All About Kiki: Propagating Phalaenopsis (Moth) Orchid from Baby Plants

All About Kiki: Propagating Phalaenopsis (Moth) Orchid from Baby Plants

Are you looking to expand your orchid collection? Look no further than Kiki, the adorable baby plants of the Phalaenopsis (Moth) Orchid. In this comprehensive guide, we will walk you through the fascinating process of propagating these delicate orchids from their baby plants. Whether you are a seasoned orchid enthusiast or a beginner looking to add a new plant to your indoor garden, this article will provide you with all the information you need to successfully propagate Kiki orchids.

Understanding Kiki and its role in propagating Phalaenopsis Orchids

What is a Kiki?

A Kiki is a term used to describe a baby plantlet that forms on a Phalaenopsis Orchid plant. It is essentially a clone of the parent plant that can be separated and grown into a new orchid.

How does a Kiki form on a Phalaenopsis Orchid plant?

Kikis typically form at nodes along the flower spike or on the stem of the orchid. These plantlets develop their own roots and eventually can be detached from the parent plant to grow independently.

Signs that indicate a Phalaenopsis Orchid is producing a Kiki

  • The appearance of small plantlets along the flower spike or stem of the orchid.
  • Growth of roots from the base of the plantlet.
  • The plantlet starting to develop its own leaves and stems.

Overall, Kikis are a natural way for Phalaenopsis Orchids to propagate themselves, and they can be a fun and rewarding way for orchid enthusiasts to expand their collection.

Methods for propagating Phalaenopsis Orchids from Kiki

Propagation through division of Kiki

One common method for propagating Phalaenopsis Orchids from Kiki is through division. This involves carefully separating the baby plant from the mother plant using a sharp, sterile knife. It’s important to ensure that each division has its own roots and at least one leaf to support its growth.

Propagation through planting Kiki in a separate pot

Another method for propagating Phalaenopsis Orchids from Kiki is by planting the baby plant in a separate pot. This allows the Kiki to establish its own root system and grow independently from the mother plant. Make sure to use a well-draining potting mix and provide the Kiki with the right amount of sunlight and humidity to promote healthy growth.

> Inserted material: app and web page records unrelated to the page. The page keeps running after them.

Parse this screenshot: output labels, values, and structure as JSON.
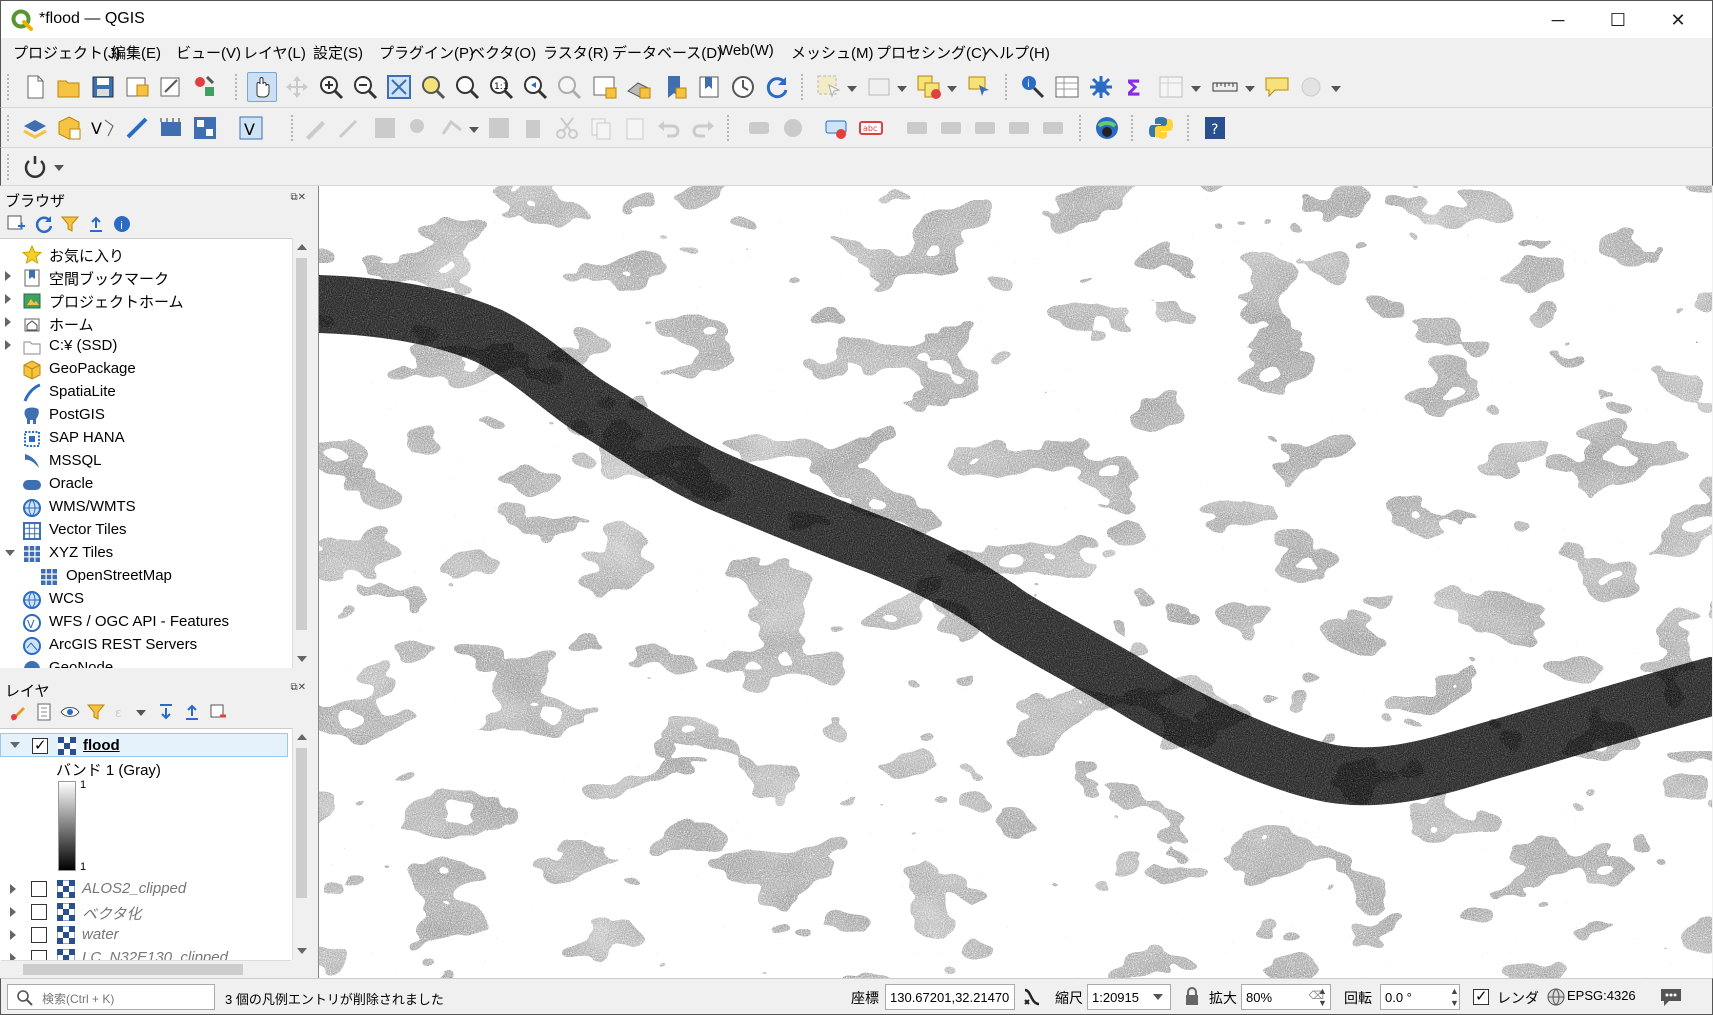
{
  "window": {
    "title": "*flood — QGIS",
    "minimize": "─",
    "maximize": "☐",
    "close": "✕"
  },
  "menu": [
    "プロジェクト(J)",
    "編集(E)",
    "ビュー(V)",
    "レイヤ(L)",
    "設定(S)",
    "プラグイン(P)",
    "ベクタ(O)",
    "ラスタ(R)",
    "データベース(D)",
    "Web(W)",
    "メッシュ(M)",
    "プロセシング(C)",
    "ヘルプ(H)"
  ],
  "browser_panel": {
    "title": "ブラウザ",
    "items": [
      {
        "label": "お気に入り",
        "icon": "star-icon",
        "expandable": false,
        "indent": 0
      },
      {
        "label": "空間ブックマーク",
        "icon": "bookmark-icon",
        "expandable": true,
        "indent": 0
      },
      {
        "label": "プロジェクトホーム",
        "icon": "project-home-icon",
        "expandable": true,
        "indent": 0
      },
      {
        "label": "ホーム",
        "icon": "home-icon",
        "expandable": true,
        "indent": 0
      },
      {
        "label": "C:¥ (SSD)",
        "icon": "drive-icon",
        "expandable": true,
        "indent": 0
      },
      {
        "label": "GeoPackage",
        "icon": "geopackage-icon",
        "expandable": false,
        "indent": 0
      },
      {
        "label": "SpatiaLite",
        "icon": "spatialite-icon",
        "expandable": false,
        "indent": 0
      },
      {
        "label": "PostGIS",
        "icon": "postgis-icon",
        "expandable": false,
        "indent": 0
      },
      {
        "label": "SAP HANA",
        "icon": "hana-icon",
        "expandable": false,
        "indent": 0
      },
      {
        "label": "MSSQL",
        "icon": "mssql-icon",
        "expandable": false,
        "indent": 0
      },
      {
        "label": "Oracle",
        "icon": "oracle-icon",
        "expandable": false,
        "indent": 0
      },
      {
        "label": "WMS/WMTS",
        "icon": "wms-icon",
        "expandable": false,
        "indent": 0
      },
      {
        "label": "Vector Tiles",
        "icon": "vector-tiles-icon",
        "expandable": false,
        "indent": 0
      },
      {
        "label": "XYZ Tiles",
        "icon": "xyz-tiles-icon",
        "expandable": true,
        "expanded": true,
        "indent": 0
      },
      {
        "label": "OpenStreetMap",
        "icon": "xyz-tiles-icon",
        "expandable": false,
        "indent": 1
      },
      {
        "label": "WCS",
        "icon": "wcs-icon",
        "expandable": false,
        "indent": 0
      },
      {
        "label": "WFS / OGC API - Features",
        "icon": "wfs-icon",
        "expandable": false,
        "indent": 0
      },
      {
        "label": "ArcGIS REST Servers",
        "icon": "arcgis-icon",
        "expandable": false,
        "indent": 0
      },
      {
        "label": "GeoNode",
        "icon": "geonode-icon",
        "expandable": false,
        "indent": 0
      }
    ]
  },
  "layers_panel": {
    "title": "レイヤ",
    "active_layer": {
      "name": "flood",
      "checked": true
    },
    "band_label": "バンド 1 (Gray)",
    "legend_max": "1",
    "legend_min": "1",
    "layers": [
      {
        "name": "ALOS2_clipped",
        "checked": false
      },
      {
        "name": "ベクタ化",
        "checked": false
      },
      {
        "name": "water",
        "checked": false
      },
      {
        "name": "LC_N32E130_clipped",
        "checked": false
      }
    ]
  },
  "statusbar": {
    "search_placeholder": "検索(Ctrl + K)",
    "message": "3 個の凡例エントリが削除されました",
    "coord_label": "座標",
    "coord_value": "130.67201,32.21470",
    "scale_label": "縮尺",
    "scale_value": "1:20915",
    "magnifier_label": "拡大",
    "magnifier_value": "80%",
    "rotation_label": "回転",
    "rotation_value": "0.0 °",
    "render_label": "レンダ",
    "render_checked": true,
    "crs": "EPSG:4326"
  },
  "colors": {
    "qgis_green": "#589632",
    "qgis_yellow": "#f0b400",
    "selection_bg": "#cce8ff"
  }
}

Propagation through tissue culture

For more advanced growers, propagation through tissue culture is a method that can be used to propagate Phalaenopsis Orchids from Kiki. This involves taking a small tissue sample from the baby plant and placing it in a sterile nutrient medium to encourage growth. Tissue culture requires precision and sterile conditions, but it can be a highly effective way to produce multiple plants from a single Kiki.

Care and maintenance of Phalaenopsis Orchids propagated from Kiki

Once you have successfully propagated Phalaenopsis orchids from Kiki, it is important to provide proper care and maintenance to ensure the health and growth of the plants. Here are some tips to help you with this:

Providing the right growing conditions

  • Light: Phalaenopsis orchids prefer bright, indirect light. Avoid direct sunlight as it can scorch the leaves.
  • Temperature: Maintain temperatures between 65-85°F during the day and slightly cooler at night.
  • Humidity: These orchids thrive in high humidity levels, around 50-70%. You can increase humidity by placing a humidifier near the plants or using a humidity tray.
  • Air circulation: Good air circulation is essential to prevent the development of fungal diseases. Use a fan to keep the air moving around the plants.

Watering and fertilizing

  • Watering: Allow the orchid to almost dry out between waterings. Water thoroughly when the top inch of the potting mix feels dry.
  • Fertilizing: Use a balanced orchid fertilizer diluted to half strength. Fertilize every 2-4 weeks during the growing season and reduce frequency during the dormant period.

Common issues and troubleshooting tips

  • Root rot: Overwatering is a common cause of root rot in Phalaenopsis orchids. Ensure proper drainage and allow the roots to partially dry out between waterings.
  • Yellowing leaves: Yellowing leaves can be a sign of overwatering or nutrient deficiency. Adjust your watering schedule and consider fertilizing more frequently.
  • Pests: Keep an eye out for common orchid pests such as spider mites, aphids, and mealybugs. Treat infestations promptly with insecticidal soap or neem oil.

By following these care and maintenance tips, you can help your propagated Phalaenopsis orchids thrive and produce beautiful blooms. Remember to observe your plants regularly and make adjustments as needed to ensure their continued health and growth.

Conclusion

In conclusion, propagating Phalaenopsis orchids from baby plants, also known as keikis, can be a rewarding and exciting process for any orchid enthusiast. By following the proper techniques and care instructions, you can successfully grow new orchid plants from these young offshoots. Remember to be patient and attentive to the needs of your keikis, providing them with the right environment and care to thrive. With dedication and knowledge, you can enjoy the beauty of these stunning orchids for years to come.